§ **Task to complete**
All of the data below should be set down again verbatim, without any images.

Dataset items

----

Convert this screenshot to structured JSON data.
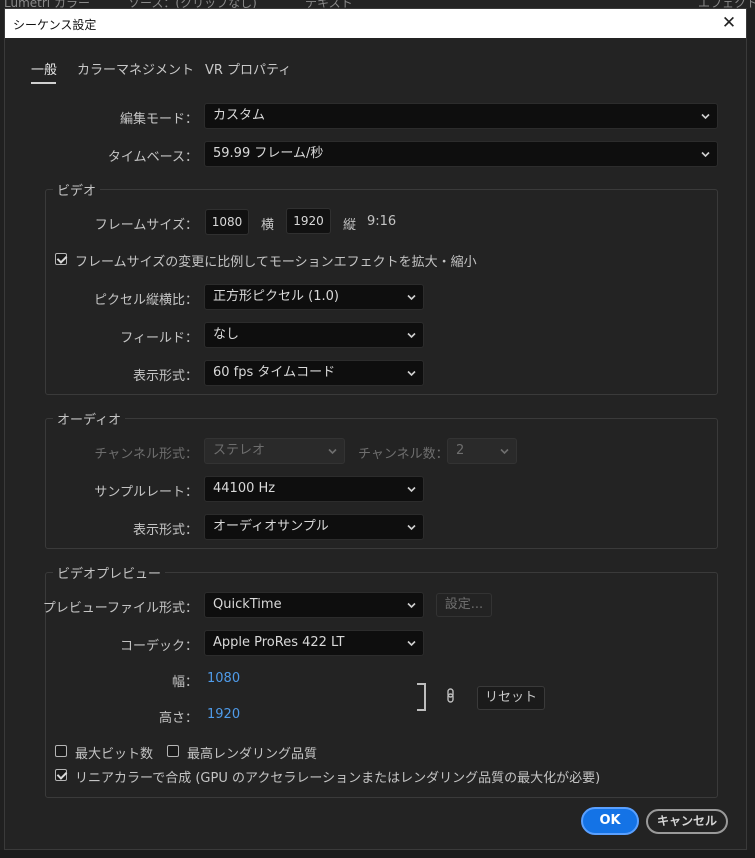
{
  "background": {
    "tabs": [
      "Lumetri カラー",
      "ソース：(クリップなし)",
      "テキスト",
      "エフェクト"
    ]
  },
  "dialog": {
    "title": "シーケンス設定",
    "close_glyph": "✕",
    "tabs": [
      "一般",
      "カラーマネジメント",
      "VR プロパティ"
    ],
    "active_tab": "一般"
  },
  "general": {
    "edit_mode_label": "編集モード：",
    "edit_mode_value": "カスタム",
    "timebase_label": "タイムベース：",
    "timebase_value": "59.99  フレーム/秒"
  },
  "video": {
    "group_title": "ビデオ",
    "frame_size_label": "フレームサイズ：",
    "frame_width": "1080",
    "horizontal_label": "横",
    "frame_height": "1920",
    "vertical_label": "縦",
    "aspect": "9:16",
    "scale_checkbox_label": "フレームサイズの変更に比例してモーションエフェクトを拡大・縮小",
    "scale_checked": true,
    "pixel_aspect_label": "ピクセル縦横比：",
    "pixel_aspect_value": "正方形ピクセル (1.0)",
    "fields_label": "フィールド：",
    "fields_value": "なし",
    "display_format_label": "表示形式：",
    "display_format_value": "60 fps タイムコード"
  },
  "audio": {
    "group_title": "オーディオ",
    "channel_format_label": "チャンネル形式：",
    "channel_format_value": "ステレオ",
    "channel_count_label": "チャンネル数：",
    "channel_count_value": "2",
    "sample_rate_label": "サンプルレート：",
    "sample_rate_value": "44100 Hz",
    "display_format_label": "表示形式：",
    "display_format_value": "オーディオサンプル"
  },
  "preview": {
    "group_title": "ビデオプレビュー",
    "file_format_label": "プレビューファイル形式：",
    "file_format_value": "QuickTime",
    "settings_button": "設定...",
    "codec_label": "コーデック：",
    "codec_value": "Apple ProRes 422 LT",
    "width_label": "幅：",
    "width_value": "1080",
    "height_label": "高さ：",
    "height_value": "1920",
    "reset_button": "リセット",
    "max_bit_depth_label": "最大ビット数",
    "max_bit_depth_checked": false,
    "max_render_quality_label": "最高レンダリング品質",
    "max_render_quality_checked": false,
    "linear_color_label": "リニアカラーで合成 (GPU のアクセラレーションまたはレンダリング品質の最大化が必要)",
    "linear_color_checked": true
  },
  "footer": {
    "ok_button": "OK",
    "cancel_button": "キャンセル"
  },
  "colors": {
    "accent": "#1473e6",
    "link_value": "#4f9be9",
    "dialog_bg": "#232323",
    "field_bg": "#0e0e0e"
  }
}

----

§ **Response to this task**
Convert this screenshot to structured JSON data.
{
  "background": {
    "tabs": [
      "Lumetri カラー",
      "ソース：(クリップなし)",
      "テキスト",
      "エフェクト"
    ]
  },
  "dialog": {
    "title": "シーケンス設定",
    "close_glyph": "✕",
    "tabs": [
      "一般",
      "カラーマネジメント",
      "VR プロパティ"
    ],
    "active_tab": "一般"
  },
  "general": {
    "edit_mode_label": "編集モード：",
    "edit_mode_value": "カスタム",
    "timebase_label": "タイムベース：",
    "timebase_value": "59.99  フレーム/秒"
  },
  "video": {
    "group_title": "ビデオ",
    "frame_size_label": "フレームサイズ：",
    "frame_width": "1080",
    "horizontal_label": "横",
    "frame_height": "1920",
    "vertical_label": "縦",
    "aspect": "9:16",
    "scale_checkbox_label": "フレームサイズの変更に比例してモーションエフェクトを拡大・縮小",
    "scale_checked": true,
    "pixel_aspect_label": "ピクセル縦横比：",
    "pixel_aspect_value": "正方形ピクセル (1.0)",
    "fields_label": "フィールド：",
    "fields_value": "なし",
    "display_format_label": "表示形式：",
    "display_format_value": "60 fps タイムコード"
  },
  "audio": {
    "group_title": "オーディオ",
    "channel_format_label": "チャンネル形式：",
    "channel_format_value": "ステレオ",
    "channel_count_label": "チャンネル数：",
    "channel_count_value": "2",
    "sample_rate_label": "サンプルレート：",
    "sample_rate_value": "44100 Hz",
    "display_format_label": "表示形式：",
    "display_format_value": "オーディオサンプル"
  },
  "preview": {
    "group_title": "ビデオプレビュー",
    "file_format_label": "プレビューファイル形式：",
    "file_format_value": "QuickTime",
    "settings_button": "設定...",
    "codec_label": "コーデック：",
    "codec_value": "Apple ProRes 422 LT",
    "width_label": "幅：",
    "width_value": "1080",
    "height_label": "高さ：",
    "height_value": "1920",
    "reset_button": "リセット",
    "max_bit_depth_label": "最大ビット数",
    "max_bit_depth_checked": false,
    "max_render_quality_label": "最高レンダリング品質",
    "max_render_quality_checked": false,
    "linear_color_label": "リニアカラーで合成 (GPU のアクセラレーションまたはレンダリング品質の最大化が必要)",
    "linear_color_checked": true
  },
  "footer": {
    "ok_button": "OK",
    "cancel_button": "キャンセル"
  },
  "colors": {
    "accent": "#1473e6",
    "link_value": "#4f9be9",
    "dialog_bg": "#232323",
    "field_bg": "#0e0e0e"
  }
}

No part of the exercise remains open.